Questions to ask

The ES CGT exemption applies to the ‘first disposal’ of an ES share. So, when undertaking a company reorganisation where some of the shareholders are employee shareholders, two things need to be considered:

  1. Will the reorganisation result in employee shareholders disposing of some or all of their shares? If so, the CGT exemption will be crystallised on the shares that are disposed of.
  2. Will the reorganisation result in employee shareholders acquiring new shares? If so, the CGT exemption will not apply to the newly acquired shares, as they were not acquired pursuant to an ES agreement.

The logic of the rules may need to be tested in any number of more complex scenarios.

External investment

A company starts with a single class of shares including some ES shares. Sometime later, an incoming investor acquires convertible preferred shares. In order to protect its investment, the investor insists upon a number of restrictions (such as leaver and transfer restrictions) being placed on the original shares.

Have the employee shareholders made a disposal of their ES shares? Initially you may think not, because they hold the same number and class of shares both before and after the reorganisation. However, some fundamental changes have been made to those shares, so could HMRC argue that they are now a new asset?

The answer to this question is: possibly. As discussed in Unilever (UK) Holdings Ltd v Smith (Inspector of Taxes) [2002] EWCA Civ 1787, the degree to which shares rights are changed will determine whether or not there has been a disposal.
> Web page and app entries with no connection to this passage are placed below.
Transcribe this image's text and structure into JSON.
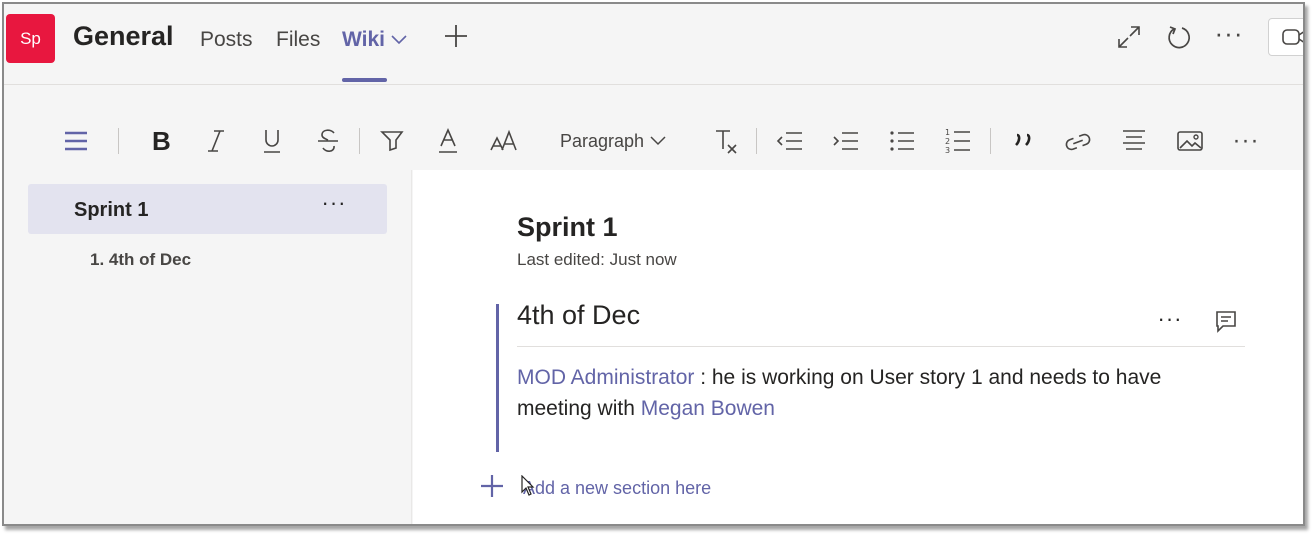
{
  "header": {
    "avatar_text": "Sp",
    "channel_title": "General",
    "tabs": [
      {
        "label": "Posts"
      },
      {
        "label": "Files"
      },
      {
        "label": "Wiki",
        "active": true
      }
    ],
    "icons": [
      "expand-icon",
      "refresh-icon",
      "more-options-icon",
      "meet-icon"
    ],
    "more_glyph": "···"
  },
  "toolbar": {
    "paragraph_label": "Paragraph",
    "items": [
      "menu-icon",
      "bold-icon",
      "italic-icon",
      "underline-icon",
      "strikethrough-icon",
      "highlight-icon",
      "font-color-icon",
      "font-size-icon",
      "clear-formatting-icon",
      "decrease-indent-icon",
      "increase-indent-icon",
      "bulleted-list-icon",
      "numbered-list-icon",
      "quote-icon",
      "link-icon",
      "align-icon",
      "image-icon",
      "more-icon"
    ]
  },
  "sidebar": {
    "selected_page": "Sprint 1",
    "more_glyph": "···",
    "sections": [
      {
        "label": "1. 4th of Dec"
      }
    ]
  },
  "main": {
    "page_title": "Sprint 1",
    "last_edited": "Last edited: Just now",
    "section": {
      "title": "4th of Dec",
      "more_glyph": "···",
      "mention_1": "MOD Administrator",
      "text_1": " : he is working on User story 1 and needs to have meeting with ",
      "mention_2": "Megan Bowen"
    },
    "add_section_label": "Add a new section here"
  },
  "colors": {
    "accent": "#6264a7",
    "avatar": "#e8173f",
    "background": "#f5f5f5"
  }
}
However, where the line is drawn for these purposes is unclear, and so a degree of judgment is required.


In summary, shareholders and their advisers should tread very carefully when undertaking company reorganisations where employee shareholders are present. If the ES status survives over the longer term, it is to be hoped that legislators may turn their attention to the anomalies to ensure that employee shareholders are protected where there is a technical disposal, but no economic changes.